Critical Thinking Analysis should be two pages double spaced, discussing the issue presented emphasizing the connections between business, law, politics, and ethics. You may answer the questions presented if they help.
Arbitration in the Malpractice Arena
Recently, a group of New Jersey gynecologists have come under fire for requiring their patients to sign a binding arbitration agreement before treating them. The agreement waived the patients’ rights to a jury trial and limited the amount of damages they could be awarded. The use of binding arbitration agreements has grown in recent years, and they are desperately needed in the field of medicine.
Malpractice insurance for doctors has become unreasonably expensive because of frivolous lawsuits that award plaintiffs huge damages. These lawsuits are especially a problem in the fields of obstetrics and gynecology. Consequently, many doctors avoid obstetrics and gynecology, and those doctors who remain in this field are forced to charge more for their care to pay for their insurance. Obstetrics and gynecology are crucial areas in medicine and the shortage of obstetricians and gynecologists poses a major threat to the health of American women.
The arbitration agreement is beneficial for both doctor and patient. Arbitration agreements limit the award a patient can receive, which helps to keep insurance rates down and lowers the cost of care for all patients. Arbitration is faster and less expensive for plaintiffs than a lawsuit. Arbitration also allows patients to recover damages much more quickly than a lawsuit, and although the damages are limited, arbitration avoids the many appeals that larger punitive damages generate.
Some have questioned the legality of these doctor–patient arbitration agreements. Binding arbitration agreements between doctor and patient are no different from those between employer and employee, which the Supreme Court ruled are completely legal in Gilmer v. Interstate/Johnson Lane Corp. The court ruled that Gilmer’s age discrimination suit was subject to compulsory arbitration because of the employment agreement he signed and that the employment agreement requiring arbitration was valid. Therefore, a binding arbitration agreement between doctor and patient is valid.

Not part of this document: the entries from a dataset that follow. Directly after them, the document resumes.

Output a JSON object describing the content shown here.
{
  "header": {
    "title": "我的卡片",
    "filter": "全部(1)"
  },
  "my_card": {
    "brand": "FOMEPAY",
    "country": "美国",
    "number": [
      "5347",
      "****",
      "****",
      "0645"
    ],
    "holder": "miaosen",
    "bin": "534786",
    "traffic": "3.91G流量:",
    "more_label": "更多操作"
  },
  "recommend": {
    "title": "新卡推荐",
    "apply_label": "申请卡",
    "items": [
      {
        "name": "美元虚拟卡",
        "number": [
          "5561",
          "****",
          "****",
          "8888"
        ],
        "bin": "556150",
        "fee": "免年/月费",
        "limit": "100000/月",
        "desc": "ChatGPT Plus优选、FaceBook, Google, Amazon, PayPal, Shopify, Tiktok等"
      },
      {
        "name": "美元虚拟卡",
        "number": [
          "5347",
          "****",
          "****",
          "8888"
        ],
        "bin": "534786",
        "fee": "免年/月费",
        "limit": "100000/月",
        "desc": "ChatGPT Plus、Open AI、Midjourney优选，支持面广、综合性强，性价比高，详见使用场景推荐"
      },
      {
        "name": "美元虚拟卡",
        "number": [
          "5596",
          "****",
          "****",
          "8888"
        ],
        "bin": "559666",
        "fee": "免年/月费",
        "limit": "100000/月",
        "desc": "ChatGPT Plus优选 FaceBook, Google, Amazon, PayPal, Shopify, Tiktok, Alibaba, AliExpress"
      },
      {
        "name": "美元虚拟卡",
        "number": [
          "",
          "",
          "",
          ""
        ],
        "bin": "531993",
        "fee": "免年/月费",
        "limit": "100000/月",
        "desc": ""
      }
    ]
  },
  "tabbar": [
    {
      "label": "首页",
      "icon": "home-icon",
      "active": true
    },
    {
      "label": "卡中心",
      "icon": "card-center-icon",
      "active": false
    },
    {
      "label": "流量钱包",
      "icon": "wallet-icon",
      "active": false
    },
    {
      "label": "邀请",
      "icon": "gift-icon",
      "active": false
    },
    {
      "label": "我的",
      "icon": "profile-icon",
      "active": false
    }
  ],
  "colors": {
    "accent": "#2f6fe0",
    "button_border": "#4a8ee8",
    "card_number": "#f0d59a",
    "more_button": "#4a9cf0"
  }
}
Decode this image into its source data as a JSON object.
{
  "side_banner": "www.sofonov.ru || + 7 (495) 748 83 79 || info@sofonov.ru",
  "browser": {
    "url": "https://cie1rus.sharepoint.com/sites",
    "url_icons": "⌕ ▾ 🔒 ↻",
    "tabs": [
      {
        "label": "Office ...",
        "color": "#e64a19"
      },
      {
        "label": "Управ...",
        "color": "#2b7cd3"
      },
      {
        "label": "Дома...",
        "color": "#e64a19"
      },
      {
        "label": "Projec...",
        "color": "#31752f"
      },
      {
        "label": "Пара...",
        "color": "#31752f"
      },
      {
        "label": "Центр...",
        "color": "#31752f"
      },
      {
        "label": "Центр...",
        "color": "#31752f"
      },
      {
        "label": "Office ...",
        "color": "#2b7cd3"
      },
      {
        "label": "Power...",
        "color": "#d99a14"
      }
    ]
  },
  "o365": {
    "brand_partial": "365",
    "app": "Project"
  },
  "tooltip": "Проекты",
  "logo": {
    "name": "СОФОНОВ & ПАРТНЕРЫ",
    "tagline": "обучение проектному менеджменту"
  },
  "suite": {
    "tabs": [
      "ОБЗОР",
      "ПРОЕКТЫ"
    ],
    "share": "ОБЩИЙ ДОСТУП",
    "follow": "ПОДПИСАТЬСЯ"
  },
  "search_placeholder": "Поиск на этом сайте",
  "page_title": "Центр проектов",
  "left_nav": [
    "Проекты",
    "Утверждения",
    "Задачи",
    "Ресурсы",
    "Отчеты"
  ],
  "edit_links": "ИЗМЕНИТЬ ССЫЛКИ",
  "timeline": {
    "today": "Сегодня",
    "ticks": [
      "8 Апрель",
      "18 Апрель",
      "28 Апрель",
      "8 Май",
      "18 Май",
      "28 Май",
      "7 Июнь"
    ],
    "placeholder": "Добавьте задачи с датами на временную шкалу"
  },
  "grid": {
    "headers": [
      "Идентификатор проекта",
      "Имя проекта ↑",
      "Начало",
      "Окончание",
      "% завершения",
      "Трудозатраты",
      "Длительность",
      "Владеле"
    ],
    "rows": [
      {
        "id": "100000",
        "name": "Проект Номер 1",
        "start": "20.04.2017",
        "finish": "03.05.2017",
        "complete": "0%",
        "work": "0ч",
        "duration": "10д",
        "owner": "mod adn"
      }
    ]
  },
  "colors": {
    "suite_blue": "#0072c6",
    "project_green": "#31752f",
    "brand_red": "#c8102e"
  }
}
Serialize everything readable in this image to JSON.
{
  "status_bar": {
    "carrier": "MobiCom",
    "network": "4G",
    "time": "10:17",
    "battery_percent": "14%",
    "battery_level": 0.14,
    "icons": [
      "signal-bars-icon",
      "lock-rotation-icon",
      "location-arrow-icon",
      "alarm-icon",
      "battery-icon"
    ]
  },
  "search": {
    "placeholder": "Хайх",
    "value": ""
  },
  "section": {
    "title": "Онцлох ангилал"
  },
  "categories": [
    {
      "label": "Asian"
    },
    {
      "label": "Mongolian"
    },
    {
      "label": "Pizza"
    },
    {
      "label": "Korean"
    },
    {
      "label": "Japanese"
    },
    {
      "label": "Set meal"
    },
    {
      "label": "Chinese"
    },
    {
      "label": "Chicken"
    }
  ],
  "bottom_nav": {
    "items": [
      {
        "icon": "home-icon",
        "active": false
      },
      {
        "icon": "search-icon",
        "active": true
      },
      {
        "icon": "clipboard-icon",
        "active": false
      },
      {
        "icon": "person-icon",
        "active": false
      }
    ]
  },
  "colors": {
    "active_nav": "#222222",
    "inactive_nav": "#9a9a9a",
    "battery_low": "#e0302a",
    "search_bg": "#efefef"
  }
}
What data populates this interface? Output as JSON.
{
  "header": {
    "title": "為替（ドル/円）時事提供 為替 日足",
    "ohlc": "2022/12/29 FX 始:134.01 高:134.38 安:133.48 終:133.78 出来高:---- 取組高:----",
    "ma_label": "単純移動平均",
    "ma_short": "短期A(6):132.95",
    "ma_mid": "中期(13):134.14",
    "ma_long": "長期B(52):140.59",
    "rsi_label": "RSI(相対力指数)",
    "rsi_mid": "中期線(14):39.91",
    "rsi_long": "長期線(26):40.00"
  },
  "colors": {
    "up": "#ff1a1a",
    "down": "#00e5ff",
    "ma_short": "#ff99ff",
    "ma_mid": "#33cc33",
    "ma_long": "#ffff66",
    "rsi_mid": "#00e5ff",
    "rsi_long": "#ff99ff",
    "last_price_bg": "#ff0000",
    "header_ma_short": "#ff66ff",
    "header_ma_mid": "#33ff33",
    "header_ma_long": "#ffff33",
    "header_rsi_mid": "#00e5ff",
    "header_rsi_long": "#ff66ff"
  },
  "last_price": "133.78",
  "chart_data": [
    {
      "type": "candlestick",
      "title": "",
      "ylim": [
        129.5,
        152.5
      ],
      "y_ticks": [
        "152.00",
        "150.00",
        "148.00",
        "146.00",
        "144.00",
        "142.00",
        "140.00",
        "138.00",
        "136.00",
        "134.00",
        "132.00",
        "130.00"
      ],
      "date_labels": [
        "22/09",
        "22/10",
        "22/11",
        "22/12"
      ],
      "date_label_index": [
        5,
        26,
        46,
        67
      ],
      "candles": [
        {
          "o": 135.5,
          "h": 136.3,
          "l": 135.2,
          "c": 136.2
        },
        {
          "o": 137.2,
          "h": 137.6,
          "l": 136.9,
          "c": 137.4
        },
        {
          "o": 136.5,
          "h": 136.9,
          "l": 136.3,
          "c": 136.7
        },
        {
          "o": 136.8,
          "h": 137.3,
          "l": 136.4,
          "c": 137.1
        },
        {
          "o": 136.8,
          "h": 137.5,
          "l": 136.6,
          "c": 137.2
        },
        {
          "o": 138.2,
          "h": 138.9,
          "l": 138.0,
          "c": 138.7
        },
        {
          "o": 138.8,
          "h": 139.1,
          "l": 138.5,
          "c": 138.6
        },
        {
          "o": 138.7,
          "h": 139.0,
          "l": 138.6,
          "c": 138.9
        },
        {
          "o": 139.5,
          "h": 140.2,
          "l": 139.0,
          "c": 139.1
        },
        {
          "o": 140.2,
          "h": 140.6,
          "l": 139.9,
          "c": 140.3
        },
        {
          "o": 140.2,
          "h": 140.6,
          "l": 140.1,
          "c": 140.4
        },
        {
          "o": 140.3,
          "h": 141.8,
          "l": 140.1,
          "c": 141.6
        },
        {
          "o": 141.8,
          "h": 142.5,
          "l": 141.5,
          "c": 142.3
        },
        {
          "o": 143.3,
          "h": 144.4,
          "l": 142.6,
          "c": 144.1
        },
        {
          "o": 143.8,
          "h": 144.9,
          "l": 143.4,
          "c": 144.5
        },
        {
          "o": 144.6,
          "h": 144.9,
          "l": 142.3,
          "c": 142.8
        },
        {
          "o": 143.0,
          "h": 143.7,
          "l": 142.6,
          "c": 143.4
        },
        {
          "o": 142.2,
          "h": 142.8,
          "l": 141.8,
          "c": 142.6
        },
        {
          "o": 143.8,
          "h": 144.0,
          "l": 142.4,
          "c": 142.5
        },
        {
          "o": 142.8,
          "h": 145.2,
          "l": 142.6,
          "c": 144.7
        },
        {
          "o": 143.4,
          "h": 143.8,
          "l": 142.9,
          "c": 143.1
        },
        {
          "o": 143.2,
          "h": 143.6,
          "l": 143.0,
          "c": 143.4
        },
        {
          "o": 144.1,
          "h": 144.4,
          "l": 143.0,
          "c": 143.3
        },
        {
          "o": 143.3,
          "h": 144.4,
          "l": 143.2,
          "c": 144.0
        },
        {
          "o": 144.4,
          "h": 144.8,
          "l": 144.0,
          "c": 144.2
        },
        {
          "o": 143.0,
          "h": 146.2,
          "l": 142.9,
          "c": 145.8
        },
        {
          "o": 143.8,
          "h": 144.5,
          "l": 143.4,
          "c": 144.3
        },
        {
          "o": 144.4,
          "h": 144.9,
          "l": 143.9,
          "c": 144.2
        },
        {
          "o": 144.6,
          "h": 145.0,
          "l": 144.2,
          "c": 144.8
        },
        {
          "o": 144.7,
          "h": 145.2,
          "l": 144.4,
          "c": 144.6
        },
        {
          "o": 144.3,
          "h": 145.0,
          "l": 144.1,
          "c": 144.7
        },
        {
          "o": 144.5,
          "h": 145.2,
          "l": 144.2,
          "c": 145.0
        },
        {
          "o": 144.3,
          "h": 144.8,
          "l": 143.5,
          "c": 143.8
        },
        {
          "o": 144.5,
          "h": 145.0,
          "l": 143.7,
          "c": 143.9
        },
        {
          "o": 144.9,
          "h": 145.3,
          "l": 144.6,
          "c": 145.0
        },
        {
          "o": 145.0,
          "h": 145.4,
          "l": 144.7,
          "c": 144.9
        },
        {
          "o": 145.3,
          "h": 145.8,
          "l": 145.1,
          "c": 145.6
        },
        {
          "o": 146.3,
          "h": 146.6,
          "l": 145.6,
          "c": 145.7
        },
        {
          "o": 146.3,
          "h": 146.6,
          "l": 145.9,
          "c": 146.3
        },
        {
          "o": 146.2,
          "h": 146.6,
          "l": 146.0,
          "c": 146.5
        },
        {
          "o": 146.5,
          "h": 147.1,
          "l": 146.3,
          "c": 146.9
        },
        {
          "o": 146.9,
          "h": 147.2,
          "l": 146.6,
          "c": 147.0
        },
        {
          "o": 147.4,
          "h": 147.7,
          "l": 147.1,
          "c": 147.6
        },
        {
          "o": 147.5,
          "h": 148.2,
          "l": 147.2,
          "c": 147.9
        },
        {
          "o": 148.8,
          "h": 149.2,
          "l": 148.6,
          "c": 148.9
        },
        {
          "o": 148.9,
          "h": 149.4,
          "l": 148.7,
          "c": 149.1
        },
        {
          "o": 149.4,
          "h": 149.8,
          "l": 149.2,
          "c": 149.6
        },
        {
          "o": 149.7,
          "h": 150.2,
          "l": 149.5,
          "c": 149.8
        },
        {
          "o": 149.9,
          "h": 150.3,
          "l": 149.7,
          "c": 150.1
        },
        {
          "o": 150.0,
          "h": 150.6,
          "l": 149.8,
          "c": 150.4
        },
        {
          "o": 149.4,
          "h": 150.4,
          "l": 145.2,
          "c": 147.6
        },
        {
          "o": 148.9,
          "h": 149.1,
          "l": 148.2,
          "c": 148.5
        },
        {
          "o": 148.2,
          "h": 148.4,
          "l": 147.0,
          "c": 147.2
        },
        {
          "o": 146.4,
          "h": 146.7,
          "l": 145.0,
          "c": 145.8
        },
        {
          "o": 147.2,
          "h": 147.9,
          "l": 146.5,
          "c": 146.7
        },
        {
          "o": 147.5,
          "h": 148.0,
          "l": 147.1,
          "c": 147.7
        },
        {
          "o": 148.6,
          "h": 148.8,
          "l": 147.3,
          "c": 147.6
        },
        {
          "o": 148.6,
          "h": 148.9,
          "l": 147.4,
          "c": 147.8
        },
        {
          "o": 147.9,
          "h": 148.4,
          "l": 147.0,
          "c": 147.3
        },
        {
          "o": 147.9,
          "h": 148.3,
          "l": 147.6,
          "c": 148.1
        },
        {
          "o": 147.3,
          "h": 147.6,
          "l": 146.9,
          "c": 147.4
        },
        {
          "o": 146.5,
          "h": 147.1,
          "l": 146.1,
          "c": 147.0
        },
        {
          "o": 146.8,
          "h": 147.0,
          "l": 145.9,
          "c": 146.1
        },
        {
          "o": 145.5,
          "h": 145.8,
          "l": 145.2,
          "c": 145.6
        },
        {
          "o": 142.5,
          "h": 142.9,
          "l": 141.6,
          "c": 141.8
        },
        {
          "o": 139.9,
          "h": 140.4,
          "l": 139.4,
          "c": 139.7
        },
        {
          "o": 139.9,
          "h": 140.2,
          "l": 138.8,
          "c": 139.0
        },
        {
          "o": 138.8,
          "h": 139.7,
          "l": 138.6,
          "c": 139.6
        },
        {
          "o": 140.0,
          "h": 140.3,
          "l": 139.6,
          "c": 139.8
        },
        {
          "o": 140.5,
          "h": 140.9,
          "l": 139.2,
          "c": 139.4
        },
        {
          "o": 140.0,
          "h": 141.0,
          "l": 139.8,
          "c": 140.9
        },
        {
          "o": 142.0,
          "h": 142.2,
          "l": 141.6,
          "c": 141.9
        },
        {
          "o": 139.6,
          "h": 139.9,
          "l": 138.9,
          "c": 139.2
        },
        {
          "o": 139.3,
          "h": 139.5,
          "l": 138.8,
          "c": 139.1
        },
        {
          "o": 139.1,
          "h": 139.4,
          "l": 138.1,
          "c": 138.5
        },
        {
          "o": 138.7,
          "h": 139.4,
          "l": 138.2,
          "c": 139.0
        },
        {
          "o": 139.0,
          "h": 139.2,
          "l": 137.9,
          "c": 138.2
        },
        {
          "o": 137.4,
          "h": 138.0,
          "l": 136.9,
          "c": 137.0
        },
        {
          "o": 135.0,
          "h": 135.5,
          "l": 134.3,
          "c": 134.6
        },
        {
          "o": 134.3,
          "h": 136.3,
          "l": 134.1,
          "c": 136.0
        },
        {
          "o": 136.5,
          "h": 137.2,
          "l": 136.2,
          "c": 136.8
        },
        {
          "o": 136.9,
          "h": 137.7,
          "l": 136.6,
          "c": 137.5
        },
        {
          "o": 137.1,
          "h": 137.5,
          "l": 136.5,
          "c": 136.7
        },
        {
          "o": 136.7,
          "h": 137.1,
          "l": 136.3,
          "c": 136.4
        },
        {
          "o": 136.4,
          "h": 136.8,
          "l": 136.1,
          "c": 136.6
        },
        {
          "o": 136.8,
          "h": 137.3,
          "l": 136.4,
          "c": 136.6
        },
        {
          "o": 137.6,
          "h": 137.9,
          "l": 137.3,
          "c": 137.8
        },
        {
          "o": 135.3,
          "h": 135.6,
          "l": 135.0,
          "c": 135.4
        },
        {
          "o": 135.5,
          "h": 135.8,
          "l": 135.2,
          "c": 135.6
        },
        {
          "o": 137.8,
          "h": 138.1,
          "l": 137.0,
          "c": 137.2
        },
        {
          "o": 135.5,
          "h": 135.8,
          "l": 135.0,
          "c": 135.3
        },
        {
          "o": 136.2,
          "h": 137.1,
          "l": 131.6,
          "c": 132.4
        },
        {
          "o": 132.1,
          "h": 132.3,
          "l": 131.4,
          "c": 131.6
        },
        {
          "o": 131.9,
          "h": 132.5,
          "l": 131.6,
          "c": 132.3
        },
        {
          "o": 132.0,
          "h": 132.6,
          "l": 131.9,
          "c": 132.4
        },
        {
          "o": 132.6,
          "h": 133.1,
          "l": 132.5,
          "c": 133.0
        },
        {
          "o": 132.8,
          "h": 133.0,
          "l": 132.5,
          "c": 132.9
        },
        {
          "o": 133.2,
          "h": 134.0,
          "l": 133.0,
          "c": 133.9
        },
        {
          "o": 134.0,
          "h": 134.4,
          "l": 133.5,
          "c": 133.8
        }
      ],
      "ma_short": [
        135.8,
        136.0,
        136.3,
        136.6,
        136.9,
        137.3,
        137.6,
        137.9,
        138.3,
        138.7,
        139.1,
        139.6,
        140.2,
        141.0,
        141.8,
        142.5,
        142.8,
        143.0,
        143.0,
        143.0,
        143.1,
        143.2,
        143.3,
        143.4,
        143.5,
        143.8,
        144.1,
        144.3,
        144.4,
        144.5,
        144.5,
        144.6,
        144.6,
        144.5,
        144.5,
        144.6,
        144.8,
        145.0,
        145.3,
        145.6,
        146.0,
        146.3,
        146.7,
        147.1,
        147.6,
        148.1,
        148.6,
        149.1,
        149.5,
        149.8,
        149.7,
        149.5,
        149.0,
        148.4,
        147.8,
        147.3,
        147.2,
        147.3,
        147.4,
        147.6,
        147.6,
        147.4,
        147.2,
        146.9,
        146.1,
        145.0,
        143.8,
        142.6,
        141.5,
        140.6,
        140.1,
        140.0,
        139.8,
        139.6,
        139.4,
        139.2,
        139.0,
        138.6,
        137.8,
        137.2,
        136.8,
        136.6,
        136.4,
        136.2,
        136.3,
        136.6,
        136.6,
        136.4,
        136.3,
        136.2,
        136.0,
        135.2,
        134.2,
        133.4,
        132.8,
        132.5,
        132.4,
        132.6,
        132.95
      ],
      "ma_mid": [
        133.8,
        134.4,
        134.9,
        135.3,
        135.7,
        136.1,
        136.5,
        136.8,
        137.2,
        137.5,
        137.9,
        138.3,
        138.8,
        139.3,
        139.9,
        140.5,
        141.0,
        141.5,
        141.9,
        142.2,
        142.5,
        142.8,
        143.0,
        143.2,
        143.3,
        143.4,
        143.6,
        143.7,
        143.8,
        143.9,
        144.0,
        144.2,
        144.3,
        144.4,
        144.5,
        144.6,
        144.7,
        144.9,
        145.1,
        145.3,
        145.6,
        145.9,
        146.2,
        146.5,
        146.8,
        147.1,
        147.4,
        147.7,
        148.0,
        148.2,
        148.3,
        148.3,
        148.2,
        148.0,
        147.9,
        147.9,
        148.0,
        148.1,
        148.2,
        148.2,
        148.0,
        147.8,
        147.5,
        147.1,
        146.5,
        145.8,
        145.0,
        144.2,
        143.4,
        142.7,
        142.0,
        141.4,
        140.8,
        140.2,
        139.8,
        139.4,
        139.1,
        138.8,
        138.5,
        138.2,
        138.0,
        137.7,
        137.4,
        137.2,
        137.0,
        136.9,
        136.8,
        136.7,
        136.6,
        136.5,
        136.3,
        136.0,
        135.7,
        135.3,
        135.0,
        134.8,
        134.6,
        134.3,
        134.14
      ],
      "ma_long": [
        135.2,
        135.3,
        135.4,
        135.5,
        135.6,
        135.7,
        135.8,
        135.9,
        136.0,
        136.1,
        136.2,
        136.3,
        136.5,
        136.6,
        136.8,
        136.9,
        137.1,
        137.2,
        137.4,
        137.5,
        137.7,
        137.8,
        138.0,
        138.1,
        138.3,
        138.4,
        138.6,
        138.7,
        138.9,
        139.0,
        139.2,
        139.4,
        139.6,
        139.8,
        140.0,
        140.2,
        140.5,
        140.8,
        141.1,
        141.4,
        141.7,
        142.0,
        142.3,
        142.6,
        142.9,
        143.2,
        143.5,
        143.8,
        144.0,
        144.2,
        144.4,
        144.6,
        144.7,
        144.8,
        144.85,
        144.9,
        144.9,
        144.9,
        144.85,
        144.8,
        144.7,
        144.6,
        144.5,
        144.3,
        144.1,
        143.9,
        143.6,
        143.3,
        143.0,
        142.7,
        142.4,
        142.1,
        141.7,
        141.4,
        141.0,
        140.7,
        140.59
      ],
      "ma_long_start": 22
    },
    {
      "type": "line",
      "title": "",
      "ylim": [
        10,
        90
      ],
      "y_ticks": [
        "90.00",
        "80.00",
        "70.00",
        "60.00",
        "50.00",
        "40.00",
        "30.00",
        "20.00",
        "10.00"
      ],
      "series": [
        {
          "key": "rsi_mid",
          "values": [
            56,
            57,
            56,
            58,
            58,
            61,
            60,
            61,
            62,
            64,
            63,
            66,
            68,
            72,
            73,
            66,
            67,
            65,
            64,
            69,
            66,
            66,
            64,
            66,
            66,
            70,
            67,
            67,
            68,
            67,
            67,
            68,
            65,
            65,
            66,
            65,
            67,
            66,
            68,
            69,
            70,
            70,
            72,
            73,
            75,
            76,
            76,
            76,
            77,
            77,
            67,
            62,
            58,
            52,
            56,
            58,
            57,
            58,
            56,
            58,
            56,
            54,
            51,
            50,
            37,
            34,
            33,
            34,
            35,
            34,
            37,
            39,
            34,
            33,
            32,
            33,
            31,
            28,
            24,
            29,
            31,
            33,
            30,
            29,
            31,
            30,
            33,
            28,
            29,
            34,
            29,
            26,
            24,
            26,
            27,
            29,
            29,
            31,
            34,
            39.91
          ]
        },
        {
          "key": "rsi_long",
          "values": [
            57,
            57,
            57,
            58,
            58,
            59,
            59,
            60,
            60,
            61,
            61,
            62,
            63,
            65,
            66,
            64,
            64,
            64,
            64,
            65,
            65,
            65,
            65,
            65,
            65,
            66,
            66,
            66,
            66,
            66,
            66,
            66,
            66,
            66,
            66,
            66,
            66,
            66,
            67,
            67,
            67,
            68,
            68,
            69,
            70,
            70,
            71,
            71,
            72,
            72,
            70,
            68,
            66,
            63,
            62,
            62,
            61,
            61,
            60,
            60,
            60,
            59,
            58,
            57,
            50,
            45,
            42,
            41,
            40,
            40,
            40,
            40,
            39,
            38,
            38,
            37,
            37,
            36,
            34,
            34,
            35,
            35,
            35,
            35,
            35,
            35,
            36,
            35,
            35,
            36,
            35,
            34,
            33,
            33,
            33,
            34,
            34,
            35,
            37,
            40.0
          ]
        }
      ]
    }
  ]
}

Just as an employee does not have to accept employment if she does not like the offered contract, a patient does not have to be treated by that doctor if she does not like the doctor’s terms. There is, however, no reason a patient should have a problem with an arbitration agreement. It helps lower costs for both doctors and patients and speeds up the process for everyone involved. Not only should doctor-patient arbitration agreements be upheld as legal, they should be encouraged.